(Interface dataset entries)
•••
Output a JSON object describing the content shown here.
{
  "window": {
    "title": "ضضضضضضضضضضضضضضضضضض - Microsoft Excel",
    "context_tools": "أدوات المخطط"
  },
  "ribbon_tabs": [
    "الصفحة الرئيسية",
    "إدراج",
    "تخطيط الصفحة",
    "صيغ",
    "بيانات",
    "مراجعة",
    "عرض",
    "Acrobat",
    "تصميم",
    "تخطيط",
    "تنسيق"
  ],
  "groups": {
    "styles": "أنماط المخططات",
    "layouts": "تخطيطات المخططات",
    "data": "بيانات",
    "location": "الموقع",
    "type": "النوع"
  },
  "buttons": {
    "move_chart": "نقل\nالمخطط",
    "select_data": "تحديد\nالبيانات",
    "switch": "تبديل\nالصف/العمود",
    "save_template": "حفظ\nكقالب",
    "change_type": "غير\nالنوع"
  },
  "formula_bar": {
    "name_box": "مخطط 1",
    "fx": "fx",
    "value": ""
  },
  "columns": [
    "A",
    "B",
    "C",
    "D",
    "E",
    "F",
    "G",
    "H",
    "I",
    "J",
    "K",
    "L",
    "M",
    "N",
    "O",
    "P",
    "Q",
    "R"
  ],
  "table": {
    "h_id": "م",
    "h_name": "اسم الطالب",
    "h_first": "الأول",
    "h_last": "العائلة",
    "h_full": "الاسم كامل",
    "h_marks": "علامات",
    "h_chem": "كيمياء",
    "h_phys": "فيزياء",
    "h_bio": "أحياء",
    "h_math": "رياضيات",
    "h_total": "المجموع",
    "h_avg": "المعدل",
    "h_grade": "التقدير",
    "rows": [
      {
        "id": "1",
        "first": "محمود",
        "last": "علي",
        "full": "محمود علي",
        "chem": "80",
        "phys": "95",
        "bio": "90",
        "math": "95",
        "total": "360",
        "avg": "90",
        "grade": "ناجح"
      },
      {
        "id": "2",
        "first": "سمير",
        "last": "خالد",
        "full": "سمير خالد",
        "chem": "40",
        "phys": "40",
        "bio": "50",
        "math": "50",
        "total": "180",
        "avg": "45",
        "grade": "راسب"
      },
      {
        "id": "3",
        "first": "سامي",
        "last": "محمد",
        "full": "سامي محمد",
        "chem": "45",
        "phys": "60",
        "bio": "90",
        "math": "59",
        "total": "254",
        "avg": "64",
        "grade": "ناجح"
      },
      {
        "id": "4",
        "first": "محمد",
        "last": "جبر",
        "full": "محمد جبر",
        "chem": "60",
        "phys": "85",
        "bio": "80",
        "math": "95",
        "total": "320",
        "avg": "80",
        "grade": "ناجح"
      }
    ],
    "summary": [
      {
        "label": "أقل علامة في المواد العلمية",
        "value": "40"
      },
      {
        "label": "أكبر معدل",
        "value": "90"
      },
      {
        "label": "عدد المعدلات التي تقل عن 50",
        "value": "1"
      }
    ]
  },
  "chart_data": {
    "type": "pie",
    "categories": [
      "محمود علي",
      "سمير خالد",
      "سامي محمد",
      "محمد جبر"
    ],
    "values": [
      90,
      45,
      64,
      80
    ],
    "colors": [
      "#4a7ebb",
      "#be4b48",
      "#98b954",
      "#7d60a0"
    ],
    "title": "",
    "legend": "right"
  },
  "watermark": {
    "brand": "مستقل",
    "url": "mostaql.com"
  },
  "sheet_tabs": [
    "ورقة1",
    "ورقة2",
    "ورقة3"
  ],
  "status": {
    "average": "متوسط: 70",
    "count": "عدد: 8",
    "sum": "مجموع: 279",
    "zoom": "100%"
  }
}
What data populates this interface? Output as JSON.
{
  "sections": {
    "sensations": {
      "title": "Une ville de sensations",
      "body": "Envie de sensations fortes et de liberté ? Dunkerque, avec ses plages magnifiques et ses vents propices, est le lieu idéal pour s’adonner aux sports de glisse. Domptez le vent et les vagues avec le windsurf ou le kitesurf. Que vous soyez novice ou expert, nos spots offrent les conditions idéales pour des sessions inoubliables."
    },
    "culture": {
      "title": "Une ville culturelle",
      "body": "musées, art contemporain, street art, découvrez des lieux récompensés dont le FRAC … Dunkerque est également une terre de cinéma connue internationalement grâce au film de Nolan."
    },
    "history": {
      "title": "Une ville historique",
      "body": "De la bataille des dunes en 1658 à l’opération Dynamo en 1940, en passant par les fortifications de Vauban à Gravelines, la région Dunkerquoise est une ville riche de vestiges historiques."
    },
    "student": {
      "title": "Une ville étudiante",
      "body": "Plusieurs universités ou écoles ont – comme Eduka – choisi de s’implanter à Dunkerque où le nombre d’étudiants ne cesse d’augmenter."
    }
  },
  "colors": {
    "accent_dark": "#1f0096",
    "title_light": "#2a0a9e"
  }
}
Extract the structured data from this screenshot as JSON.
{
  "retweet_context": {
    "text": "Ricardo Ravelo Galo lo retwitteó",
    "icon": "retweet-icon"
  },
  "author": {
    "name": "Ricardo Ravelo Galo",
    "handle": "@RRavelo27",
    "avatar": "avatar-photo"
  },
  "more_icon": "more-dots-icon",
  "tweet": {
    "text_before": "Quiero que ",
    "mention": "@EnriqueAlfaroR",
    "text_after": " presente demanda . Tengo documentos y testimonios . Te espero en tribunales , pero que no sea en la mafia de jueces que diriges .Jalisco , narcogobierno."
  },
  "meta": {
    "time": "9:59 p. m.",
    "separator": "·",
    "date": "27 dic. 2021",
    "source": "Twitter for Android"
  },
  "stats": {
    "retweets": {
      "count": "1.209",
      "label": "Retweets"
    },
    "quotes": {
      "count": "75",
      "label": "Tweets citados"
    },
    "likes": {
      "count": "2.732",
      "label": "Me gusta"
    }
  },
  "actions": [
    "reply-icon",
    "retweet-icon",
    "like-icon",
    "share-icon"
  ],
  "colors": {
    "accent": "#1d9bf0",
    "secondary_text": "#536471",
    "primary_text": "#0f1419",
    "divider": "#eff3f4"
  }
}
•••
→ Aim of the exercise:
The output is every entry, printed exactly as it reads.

→ Solution:
Output a JSON object describing the content shown here.
{
  "window": {
    "title": "ضضضضضضضضضضضضضضضضضض - Microsoft Excel",
    "context_tools": "أدوات المخطط"
  },
  "ribbon_tabs": [
    "الصفحة الرئيسية",
    "إدراج",
    "تخطيط الصفحة",
    "صيغ",
    "بيانات",
    "مراجعة",
    "عرض",
    "Acrobat",
    "تصميم",
    "تخطيط",
    "تنسيق"
  ],
  "groups": {
    "styles": "أنماط المخططات",
    "layouts": "تخطيطات المخططات",
    "data": "بيانات",
    "location": "الموقع",
    "type": "النوع"
  },
  "buttons": {
    "move_chart": "نقل\nالمخطط",
    "select_data": "تحديد\nالبيانات",
    "switch": "تبديل\nالصف/العمود",
    "save_template": "حفظ\nكقالب",
    "change_type": "غير\nالنوع"
  },
  "formula_bar": {
    "name_box": "مخطط 1",
    "fx": "fx",
    "value": ""
  },
  "columns": [
    "A",
    "B",
    "C",
    "D",
    "E",
    "F",
    "G",
    "H",
    "I",
    "J",
    "K",
    "L",
    "M",
    "N",
    "O",
    "P",
    "Q",
    "R"
  ],
  "table": {
    "h_id": "م",
    "h_name": "اسم الطالب",
    "h_first": "الأول",
    "h_last": "العائلة",
    "h_full": "الاسم كامل",
    "h_marks": "علامات",
    "h_chem": "كيمياء",
    "h_phys": "فيزياء",
    "h_bio": "أحياء",
    "h_math": "رياضيات",
    "h_total": "المجموع",
    "h_avg": "المعدل",
    "h_grade": "التقدير",
    "rows": [
      {
        "id": "1",
        "first": "محمود",
        "last": "علي",
        "full": "محمود علي",
        "chem": "80",
        "phys": "95",
        "bio": "90",
        "math": "95",
        "total": "360",
        "avg": "90",
        "grade": "ناجح"
      },
      {
        "id": "2",
        "first": "سمير",
        "last": "خالد",
        "full": "سمير خالد",
        "chem": "40",
        "phys": "40",
        "bio": "50",
        "math": "50",
        "total": "180",
        "avg": "45",
        "grade": "راسب"
      },
      {
        "id": "3",
        "first": "سامي",
        "last": "محمد",
        "full": "سامي محمد",
        "chem": "45",
        "phys": "60",
        "bio": "90",
        "math": "59",
        "total": "254",
        "avg": "64",
        "grade": "ناجح"
      },
      {
        "id": "4",
        "first": "محمد",
        "last": "جبر",
        "full": "محمد جبر",
        "chem": "60",
        "phys": "85",
        "bio": "80",
        "math": "95",
        "total": "320",
        "avg": "80",
        "grade": "ناجح"
      }
    ],
    "summary": [
      {
        "label": "أقل علامة في المواد العلمية",
        "value": "40"
      },
      {
        "label": "أكبر معدل",
        "value": "90"
      },
      {
        "label": "عدد المعدلات التي تقل عن 50",
        "value": "1"
      }
    ]
  },
  "chart_data": {
    "type": "pie",
    "categories": [
      "محمود علي",
      "سمير خالد",
      "سامي محمد",
      "محمد جبر"
    ],
    "values": [
      90,
      45,
      64,
      80
    ],
    "colors": [
      "#4a7ebb",
      "#be4b48",
      "#98b954",
      "#7d60a0"
    ],
    "title": "",
    "legend": "right"
  },
  "watermark": {
    "brand": "مستقل",
    "url": "mostaql.com"
  },
  "sheet_tabs": [
    "ورقة1",
    "ورقة2",
    "ورقة3"
  ],
  "status": {
    "average": "متوسط: 70",
    "count": "عدد: 8",
    "sum": "مجموع: 279",
    "zoom": "100%"
  }
}
What data populates this interface? Output as JSON.
{
  "sections": {
    "sensations": {
      "title": "Une ville de sensations",
      "body": "Envie de sensations fortes et de liberté ? Dunkerque, avec ses plages magnifiques et ses vents propices, est le lieu idéal pour s’adonner aux sports de glisse. Domptez le vent et les vagues avec le windsurf ou le kitesurf. Que vous soyez novice ou expert, nos spots offrent les conditions idéales pour des sessions inoubliables."
    },
    "culture": {
      "title": "Une ville culturelle",
      "body": "musées, art contemporain, street art, découvrez des lieux récompensés dont le FRAC … Dunkerque est également une terre de cinéma connue internationalement grâce au film de Nolan."
    },
    "history": {
      "title": "Une ville historique",
      "body": "De la bataille des dunes en 1658 à l’opération Dynamo en 1940, en passant par les fortifications de Vauban à Gravelines, la région Dunkerquoise est une ville riche de vestiges historiques."
    },
    "student": {
      "title": "Une ville étudiante",
      "body": "Plusieurs universités ou écoles ont – comme Eduka – choisi de s’implanter à Dunkerque où le nombre d’étudiants ne cesse d’augmenter."
    }
  },
  "colors": {
    "accent_dark": "#1f0096",
    "title_light": "#2a0a9e"
  }
}
Extract the structured data from this screenshot as JSON.
{
  "retweet_context": {
    "text": "Ricardo Ravelo Galo lo retwitteó",
    "icon": "retweet-icon"
  },
  "author": {
    "name": "Ricardo Ravelo Galo",
    "handle": "@RRavelo27",
    "avatar": "avatar-photo"
  },
  "more_icon": "more-dots-icon",
  "tweet": {
    "text_before": "Quiero que ",
    "mention": "@EnriqueAlfaroR",
    "text_after": " presente demanda . Tengo documentos y testimonios . Te espero en tribunales , pero que no sea en la mafia de jueces que diriges .Jalisco , narcogobierno."
  },
  "meta": {
    "time": "9:59 p. m.",
    "separator": "·",
    "date": "27 dic. 2021",
    "source": "Twitter for Android"
  },
  "stats": {
    "retweets": {
      "count": "1.209",
      "label": "Retweets"
    },
    "quotes": {
      "count": "75",
      "label": "Tweets citados"
    },
    "likes": {
      "count": "2.732",
      "label": "Me gusta"
    }
  },
  "actions": [
    "reply-icon",
    "retweet-icon",
    "like-icon",
    "share-icon"
  ],
  "colors": {
    "accent": "#1d9bf0",
    "secondary_text": "#536471",
    "primary_text": "#0f1419",
    "divider": "#eff3f4"
  }
}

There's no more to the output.